According to Dennis Gartman, a number of indicators point to a recovery that is just getting started.
NEW YORK (Fortune) -- When economist Dennis Gartman told subscribers of his newsletter in the fall of 2007 that the U.S. was entering a recession, the Dow was at 13,500, and the official government call wouldn't come for another full year.
Now he's ahead of officials and forecasters again. According to Gartman, the U.S. recession that started in December 2007 is done.
"We saw it happen two weeks ago -- it's over," he said in a recent interview.
Other well-known economists and market watchers have recently been hinting at the same thing. NYU economics professor Nouriel Roubini, also known as "Dr. Doom" for his prescient predictions of the worldwide downturn, says the U.S. recession will end later this year. Treasury Secretary Timothy Geithner said last weekend that the recession is easing. And President Obama told Univision last week, "We maybe are beginning to see the end of the recession."
But Gartman says the Great Recession ended in July.
"Too many people get too arcane and have too many arguments about why an economy goes into or comes out of a recession," he says. "Having done this for 35 years, I've fallen into using just a couple of indicators that characteristically have done a very good job."
The first is a spike downward in the number of weekly jobless claims, which unlike the unemployment rate, focuses on newly laid off workers. Gartman doesn't seek a specific percentage decline (such as when a 20% decline denotes a bear market), but instead he waits for a sharp downward trend. "It's like the definition of pornography: I'll know it when I see it," he says.
He saw that downward spike last month. Weekly jobless claims rose to 658,000 in the first week of March but have since declined to a seasonally adjusted 584,000 for the week ending July 25. "That's enough of a spike," says Gartman, who considers the recent declining 4-week average of jobless claims -- the less volatile average recently reached its lowest point since January -- to be "icing on the cake.''
Gartman then looks at a ratio from The Conference Board: the percentage of coincident economic indicators to lagging indicators.

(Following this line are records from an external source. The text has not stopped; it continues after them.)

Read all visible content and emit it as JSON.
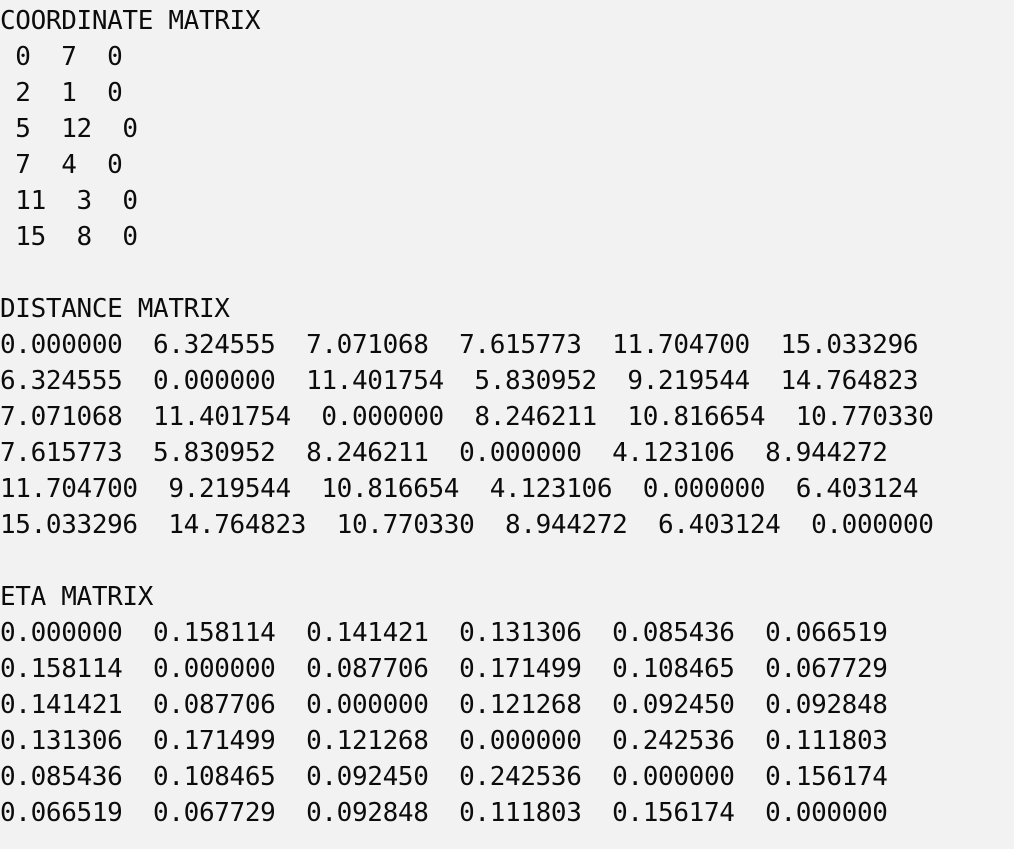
{
  "lines": [
    "COORDINATE MATRIX",
    " 0  7  0",
    " 2  1  0",
    " 5  12  0",
    " 7  4  0",
    " 11  3  0",
    " 15  8  0",
    "",
    "DISTANCE MATRIX",
    "0.000000  6.324555  7.071068  7.615773  11.704700  15.033296",
    "6.324555  0.000000  11.401754  5.830952  9.219544  14.764823",
    "7.071068  11.401754  0.000000  8.246211  10.816654  10.770330",
    "7.615773  5.830952  8.246211  0.000000  4.123106  8.944272",
    "11.704700  9.219544  10.816654  4.123106  0.000000  6.403124",
    "15.033296  14.764823  10.770330  8.944272  6.403124  0.000000",
    "",
    "ETA MATRIX",
    "0.000000  0.158114  0.141421  0.131306  0.085436  0.066519",
    "0.158114  0.000000  0.087706  0.171499  0.108465  0.067729",
    "0.141421  0.087706  0.000000  0.121268  0.092450  0.092848",
    "0.131306  0.171499  0.121268  0.000000  0.242536  0.111803",
    "0.085436  0.108465  0.092450  0.242536  0.000000  0.156174",
    "0.066519  0.067729  0.092848  0.111803  0.156174  0.000000"
  ]
}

The ratio measures changes in the economy by dividing coincident (or real time) economic indicators like industrial production and personal income by lagging indicators, like the unemployment rate. So, if during a recession coincident indicators increase at a faster clip than lagging indicators, the economy is expanding and the ratio rises.
As Gartman notes, that ratio has been rising three months in a row. It increased to 90.5 in June from 89.4 in March. According to Gartman and Conference Board data, the fall in jobless claims and a rise in the ratio correlate with the end of recessions since 1959.
Gartman can't say why these two metrics out of hundreds of other have corresponded so well with economic recoveries. "I'm not one to get caught up in the explanation of things if I see the correlations hold," he says, noting that they poorly predict the beginning of recessions.
He expects economic indicators to slowly turn positive by October, but he's careful to remind investors that "the news is horrible at the bottom of a recession. It's going to be terrible for another couple months." Because it's a lagging indicator, Gartman expects unemployment to rise into 2010.
Critics could argue that Gartman's model would have a hard time holding up in the worst recession in more than 70s years -- after all, the Conference Board's ratio didn't even exist in the 1930s. But he's standing firm on its consistency.